‘Something that I really want is victim’s law to ensure that legal rights we can follow this through and ensure we have a voice within that criminal justice system.’
Prime Minister Boris Johnson has already said the reforms will make it easier for ‘judges to put dangerous offenders behind bars for longer’.
But the package, covering in England and Wales, will also include measures at the lower end of the sentencing spectrum.
Community sentences given to offenders instead of prison will be made tougher by doubling the length of time offenders can be subject to curfew restrictions to two years.
The orders can be made more flexible to help offenders keep their jobs, for example by having fewer restrictions from Monday to Friday but then stricter curfews of up to 20 hours at weekends.
Measures included in today’s Sentencing White Paper
Whole life orders for child killers, including the ability for judges to hand out this maximum punishment to 18-20 year-olds in exceptional cases.
New powers to halt the automatic release of offenders who pose a terrorism risk or are a danger to the public.
Ending the release of offenders sentenced to four-seven years at the halfway point, instead requiring them to serve two-thirds of their term.
Longer minimum sentences for 15-17 year-old murderers.
Prisoners sentenced to life will serve longer before being eligible for parole.
Using ‘sobriety tags’ to clampdown on alcohol-related crimes.
Using GPS to track burglars, robbers and thieves when they are released from prison.
In an effort to tackle reoffending, for the first time GPS electronic location monitoring will be routinely used to track burglars, robbers and thieves when they are released from prison.
The technology will allow probation to monitor an offender’s whereabouts and, if appropriate, share this data with the police.
For criminals who stay out of trouble, the requirement to routinely disclose offences to employers for non-sensitive roles will be reduced.
Custodial sentences of up to a year will become spent after a further 12 months without reoffending, instead of four years, while terms of one-to-four years will no longer be disclosed after four crime-free years – down from seven.
Sentences of more than four years will not automatically be disclosed to employers once a seven-year period of rehabilitation has been served, instead of for the rest of an offender’s life.
Mr Buckland said: ‘For too long our justice system has been beset by complex and confusing laws which the public often feel fail in their most essential aims – to keep them safe and properly punish offenders.
‘That ends today. This White Paper is the first step in a fundamental shift in our approach to sentencing, towards one that is fairer, smarter and ultimately better protects the public.
‘Our measures will ensure the most serious violent and sexual offenders get the prison time they deserve, while new community interventions and changes to rules around criminal records will help boost rehabilitation and cut reoffending – which means creating fewer victims.’
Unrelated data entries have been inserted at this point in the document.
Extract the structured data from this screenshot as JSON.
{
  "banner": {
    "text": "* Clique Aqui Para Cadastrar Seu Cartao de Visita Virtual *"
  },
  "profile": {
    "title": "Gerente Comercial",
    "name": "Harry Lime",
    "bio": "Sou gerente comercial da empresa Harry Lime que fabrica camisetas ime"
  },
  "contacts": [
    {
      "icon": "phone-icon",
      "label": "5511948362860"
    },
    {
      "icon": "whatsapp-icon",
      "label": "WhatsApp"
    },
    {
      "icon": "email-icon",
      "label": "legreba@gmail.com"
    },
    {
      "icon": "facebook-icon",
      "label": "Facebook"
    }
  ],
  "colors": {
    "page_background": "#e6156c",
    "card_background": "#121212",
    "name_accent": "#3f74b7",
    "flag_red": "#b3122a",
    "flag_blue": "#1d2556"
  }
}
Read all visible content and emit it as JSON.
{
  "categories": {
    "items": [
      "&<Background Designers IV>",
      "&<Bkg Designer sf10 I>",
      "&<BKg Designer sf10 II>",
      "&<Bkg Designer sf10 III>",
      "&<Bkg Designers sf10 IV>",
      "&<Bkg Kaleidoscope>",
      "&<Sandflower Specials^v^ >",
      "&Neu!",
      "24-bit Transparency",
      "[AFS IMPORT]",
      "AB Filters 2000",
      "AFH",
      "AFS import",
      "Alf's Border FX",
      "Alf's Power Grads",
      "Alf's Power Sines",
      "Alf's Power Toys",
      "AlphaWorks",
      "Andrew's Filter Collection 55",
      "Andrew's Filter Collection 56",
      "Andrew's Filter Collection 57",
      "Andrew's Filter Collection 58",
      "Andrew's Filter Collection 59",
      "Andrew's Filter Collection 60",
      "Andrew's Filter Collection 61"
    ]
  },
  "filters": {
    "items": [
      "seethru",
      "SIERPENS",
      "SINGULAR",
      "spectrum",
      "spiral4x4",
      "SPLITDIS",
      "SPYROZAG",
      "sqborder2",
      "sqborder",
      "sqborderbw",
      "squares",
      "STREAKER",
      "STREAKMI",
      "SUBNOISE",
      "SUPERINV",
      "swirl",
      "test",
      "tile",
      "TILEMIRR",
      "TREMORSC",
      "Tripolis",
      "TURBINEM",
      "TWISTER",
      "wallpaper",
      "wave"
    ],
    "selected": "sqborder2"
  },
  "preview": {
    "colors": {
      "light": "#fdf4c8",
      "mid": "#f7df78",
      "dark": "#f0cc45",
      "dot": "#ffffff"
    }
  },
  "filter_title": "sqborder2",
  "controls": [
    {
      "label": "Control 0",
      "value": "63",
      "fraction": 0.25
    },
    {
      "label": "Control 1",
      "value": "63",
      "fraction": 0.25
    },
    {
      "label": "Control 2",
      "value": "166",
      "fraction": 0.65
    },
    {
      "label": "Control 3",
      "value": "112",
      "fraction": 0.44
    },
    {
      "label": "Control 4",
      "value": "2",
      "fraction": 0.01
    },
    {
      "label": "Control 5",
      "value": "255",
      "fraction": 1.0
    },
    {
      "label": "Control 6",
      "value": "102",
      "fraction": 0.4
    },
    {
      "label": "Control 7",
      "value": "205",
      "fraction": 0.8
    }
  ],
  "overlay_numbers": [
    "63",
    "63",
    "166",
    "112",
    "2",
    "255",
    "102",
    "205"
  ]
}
The Government has set a target of 20,000 extra police officers but Mr Johnson told the Cabinet on Tuesday that ‘there’s no point in catching the criminals if they are simply going to be let out early’.
He said: ‘We have seen far too many cases recently of criminals being let out early and then offending again and the judges being unable to impose the stiff sentences that they want and that society wants because of the restrictive guidelines that they face.’
He told ministers that he wanted ‘sensible approaches to sentencing, making it easier for judges to put dangerous offenders behind bars for longer’.
He promised to end the ‘ridiculous state of affairs whereby a criminal can just get back out onto the streets even when it is clear to everybody – including the court – that they pose a threat to justice and a threat to the British public’.
‘That includes longer sentences for child killers, lowering the age limit on whole-life tariffs for the worst offenders and locking (up) for longer more of the most violent criminals before they can apply for parole,’ he said.